Efficient Routing Mechanisms for Dragonfly Networks
Index
1. Introduction
1. Introduction to the Dragonfly
2. Adaptive routing in Dragonflies
2. Alternative routing mechanisms
1. RLM: Restricted local misrouting
2. OLM: Opportunistic local misrouting
3. Evaluation
4. Conclusions and future work
17
E. Vallejo
Efficient Routing Mechanisms for Dragonfly Networks
18
3. Evaluation
3.1 Simulation parameters
• Simulated network:
• 2.064 routers with 31 ports/router
• 129 groups of 16 routers each, 16x8=128 servers per group
• 16.512 servers in the system
• Simple, in-house simulator:
• Input-FIFO router model
• Virtual cut-through or wormhole switching
• No speedup, single-cycle router
• Synthetic traffic: uniform or worst-case patterns
• Link latencies and queue sizes:
• 10 cycles in local links, 32 phits per VC
• 100 cycles in global links, 256 phits per VC
E. Vallejo
Efficient Routing Mechanisms for Dragonfly Networks
3. Evaluation
3.2. Latency and throughput
• Performance – uniform traffic
19
E. Vallejo
Efficient Routing Mechanisms for Dragonfly Networks
3. Evaluation
3.2. Latency and throughput
• Performance – adversarial ADV+6 traffic
20
E. Vallejo
Efficient Routing Mechanisms for Dragonfly Networks
21
3. Evaluation
3.2. Variable local & global misrouting
Intra-group
adversarial traffic
Inter-group
adversarial traffic
E. Vallejo
Efficient Routing Mechanisms for Dragonfly Networks
22
4. Conclusions
• We introduce two low-cost deadlock-free routing
mechanisms for dragonfly networks with local misrouting
support:
• OLM is recommended in the general case
• RLM is suitable for wormhole networks
• Implementation cost is minimized
• Considering the 3/2 VCs required for global misrouting
• Implementations are simple and affordable
• We have patented the OLM mechanism
• Willing to license it! 
EFFICIENT ROUTING
MECHANISMS FOR DRAGONFLY
NETWORKS

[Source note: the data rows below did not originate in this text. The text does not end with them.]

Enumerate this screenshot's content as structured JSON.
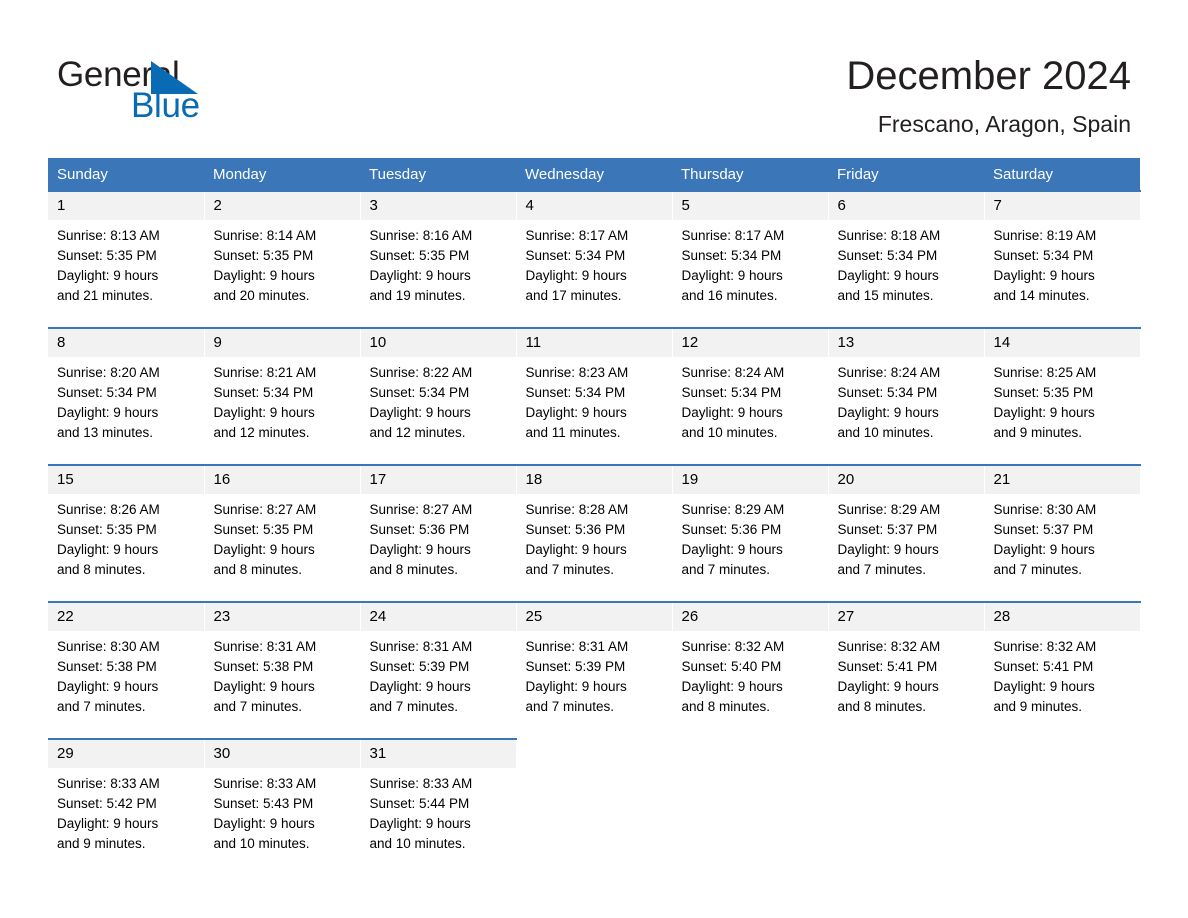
{
  "brand": {
    "name_part1": "General",
    "name_part2": "Blue",
    "accent_color": "#0a6bb5",
    "triangle_icon": "triangle-icon"
  },
  "header": {
    "title": "December 2024",
    "location": "Frescano, Aragon, Spain"
  },
  "calendar": {
    "header_bg": "#3a76b8",
    "daynum_bg": "#f2f2f2",
    "weekday_headers": [
      "Sunday",
      "Monday",
      "Tuesday",
      "Wednesday",
      "Thursday",
      "Friday",
      "Saturday"
    ],
    "weeks": [
      [
        {
          "day": "1",
          "sunrise": "Sunrise: 8:13 AM",
          "sunset": "Sunset: 5:35 PM",
          "daylight_line1": "Daylight: 9 hours",
          "daylight_line2": "and 21 minutes."
        },
        {
          "day": "2",
          "sunrise": "Sunrise: 8:14 AM",
          "sunset": "Sunset: 5:35 PM",
          "daylight_line1": "Daylight: 9 hours",
          "daylight_line2": "and 20 minutes."
        },
        {
          "day": "3",
          "sunrise": "Sunrise: 8:16 AM",
          "sunset": "Sunset: 5:35 PM",
          "daylight_line1": "Daylight: 9 hours",
          "daylight_line2": "and 19 minutes."
        },
        {
          "day": "4",
          "sunrise": "Sunrise: 8:17 AM",
          "sunset": "Sunset: 5:34 PM",
          "daylight_line1": "Daylight: 9 hours",
          "daylight_line2": "and 17 minutes."
        },
        {
          "day": "5",
          "sunrise": "Sunrise: 8:17 AM",
          "sunset": "Sunset: 5:34 PM",
          "daylight_line1": "Daylight: 9 hours",
          "daylight_line2": "and 16 minutes."
        },
        {
          "day": "6",
          "sunrise": "Sunrise: 8:18 AM",
          "sunset": "Sunset: 5:34 PM",
          "daylight_line1": "Daylight: 9 hours",
          "daylight_line2": "and 15 minutes."
        },
        {
          "day": "7",
          "sunrise": "Sunrise: 8:19 AM",
          "sunset": "Sunset: 5:34 PM",
          "daylight_line1": "Daylight: 9 hours",
          "daylight_line2": "and 14 minutes."
        }
      ],
      [
        {
          "day": "8",
          "sunrise": "Sunrise: 8:20 AM",
          "sunset": "Sunset: 5:34 PM",
          "daylight_line1": "Daylight: 9 hours",
          "daylight_line2": "and 13 minutes."
        },
        {
          "day": "9",
          "sunrise": "Sunrise: 8:21 AM",
          "sunset": "Sunset: 5:34 PM",
          "daylight_line1": "Daylight: 9 hours",
          "daylight_line2": "and 12 minutes."
        },
        {
          "day": "10",
          "sunrise": "Sunrise: 8:22 AM",
          "sunset": "Sunset: 5:34 PM",
          "daylight_line1": "Daylight: 9 hours",
          "daylight_line2": "and 12 minutes."
        },
        {
          "day": "11",
          "sunrise": "Sunrise: 8:23 AM",
          "sunset": "Sunset: 5:34 PM",
          "daylight_line1": "Daylight: 9 hours",
          "daylight_line2": "and 11 minutes."
        },
        {
          "day": "12",
          "sunrise": "Sunrise: 8:24 AM",
          "sunset": "Sunset: 5:34 PM",
          "daylight_line1": "Daylight: 9 hours",
          "daylight_line2": "and 10 minutes."
        },
        {
          "day": "13",
          "sunrise": "Sunrise: 8:24 AM",
          "sunset": "Sunset: 5:34 PM",
          "daylight_line1": "Daylight: 9 hours",
          "daylight_line2": "and 10 minutes."
        },
        {
          "day": "14",
          "sunrise": "Sunrise: 8:25 AM",
          "sunset": "Sunset: 5:35 PM",
          "daylight_line1": "Daylight: 9 hours",
          "daylight_line2": "and 9 minutes."
        }
      ],
      [
        {
          "day": "15",
          "sunrise": "Sunrise: 8:26 AM",
          "sunset": "Sunset: 5:35 PM",
          "daylight_line1": "Daylight: 9 hours",
          "daylight_line2": "and 8 minutes."
        },
        {
          "day": "16",
          "sunrise": "Sunrise: 8:27 AM",
          "sunset": "Sunset: 5:35 PM",
          "daylight_line1": "Daylight: 9 hours",
          "daylight_line2": "and 8 minutes."
        },
        {
          "day": "17",
          "sunrise": "Sunrise: 8:27 AM",
          "sunset": "Sunset: 5:36 PM",
          "daylight_line1": "Daylight: 9 hours",
          "daylight_line2": "and 8 minutes."
        },
        {
          "day": "18",
          "sunrise": "Sunrise: 8:28 AM",
          "sunset": "Sunset: 5:36 PM",
          "daylight_line1": "Daylight: 9 hours",
          "daylight_line2": "and 7 minutes."
        },
        {
          "day": "19",
          "sunrise": "Sunrise: 8:29 AM",
          "sunset": "Sunset: 5:36 PM",
          "daylight_line1": "Daylight: 9 hours",
          "daylight_line2": "and 7 minutes."
        },
        {
          "day": "20",
          "sunrise": "Sunrise: 8:29 AM",
          "sunset": "Sunset: 5:37 PM",
          "daylight_line1": "Daylight: 9 hours",
          "daylight_line2": "and 7 minutes."
        },
        {
          "day": "21",
          "sunrise": "Sunrise: 8:30 AM",
          "sunset": "Sunset: 5:37 PM",
          "daylight_line1": "Daylight: 9 hours",
          "daylight_line2": "and 7 minutes."
        }
      ],
      [
        {
          "day": "22",
          "sunrise": "Sunrise: 8:30 AM",
          "sunset": "Sunset: 5:38 PM",
          "daylight_line1": "Daylight: 9 hours",
          "daylight_line2": "and 7 minutes."
        },
        {
          "day": "23",
          "sunrise": "Sunrise: 8:31 AM",
          "sunset": "Sunset: 5:38 PM",
          "daylight_line1": "Daylight: 9 hours",
          "daylight_line2": "and 7 minutes."
        },
        {
          "day": "24",
          "sunrise": "Sunrise: 8:31 AM",
          "sunset": "Sunset: 5:39 PM",
          "daylight_line1": "Daylight: 9 hours",
          "daylight_line2": "and 7 minutes."
        },
        {
          "day": "25",
          "sunrise": "Sunrise: 8:31 AM",
          "sunset": "Sunset: 5:39 PM",
          "daylight_line1": "Daylight: 9 hours",
          "daylight_line2": "and 7 minutes."
        },
        {
          "day": "26",
          "sunrise": "Sunrise: 8:32 AM",
          "sunset": "Sunset: 5:40 PM",
          "daylight_line1": "Daylight: 9 hours",
          "daylight_line2": "and 8 minutes."
        },
        {
          "day": "27",
          "sunrise": "Sunrise: 8:32 AM",
          "sunset": "Sunset: 5:41 PM",
          "daylight_line1": "Daylight: 9 hours",
          "daylight_line2": "and 8 minutes."
        },
        {
          "day": "28",
          "sunrise": "Sunrise: 8:32 AM",
          "sunset": "Sunset: 5:41 PM",
          "daylight_line1": "Daylight: 9 hours",
          "daylight_line2": "and 9 minutes."
        }
      ],
      [
        {
          "day": "29",
          "sunrise": "Sunrise: 8:33 AM",
          "sunset": "Sunset: 5:42 PM",
          "daylight_line1": "Daylight: 9 hours",
          "daylight_line2": "and 9 minutes."
        },
        {
          "day": "30",
          "sunrise": "Sunrise: 8:33 AM",
          "sunset": "Sunset: 5:43 PM",
          "daylight_line1": "Daylight: 9 hours",
          "daylight_line2": "and 10 minutes."
        },
        {
          "day": "31",
          "sunrise": "Sunrise: 8:33 AM",
          "sunset": "Sunset: 5:44 PM",
          "daylight_line1": "Daylight: 9 hours",
          "daylight_line2": "and 10 minutes."
        },
        {
          "day": "",
          "sunrise": "",
          "sunset": "",
          "daylight_line1": "",
          "daylight_line2": ""
        },
        {
          "day": "",
          "sunrise": "",
          "sunset": "",
          "daylight_line1": "",
          "daylight_line2": ""
        },
        {
          "day": "",
          "sunrise": "",
          "sunset": "",
          "daylight_line1": "",
          "daylight_line2": ""
        },
        {
          "day": "",
          "sunrise": "",
          "sunset": "",
          "daylight_line1": "",
          "daylight_line2": ""
        }
      ]
    ]
  }
}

Marina García
Enrique Vallejo
Ramón Beivide
Miguel Odriozola
Mateo Valero
International Conference on Parallel Processing – Oct’2013

similar documents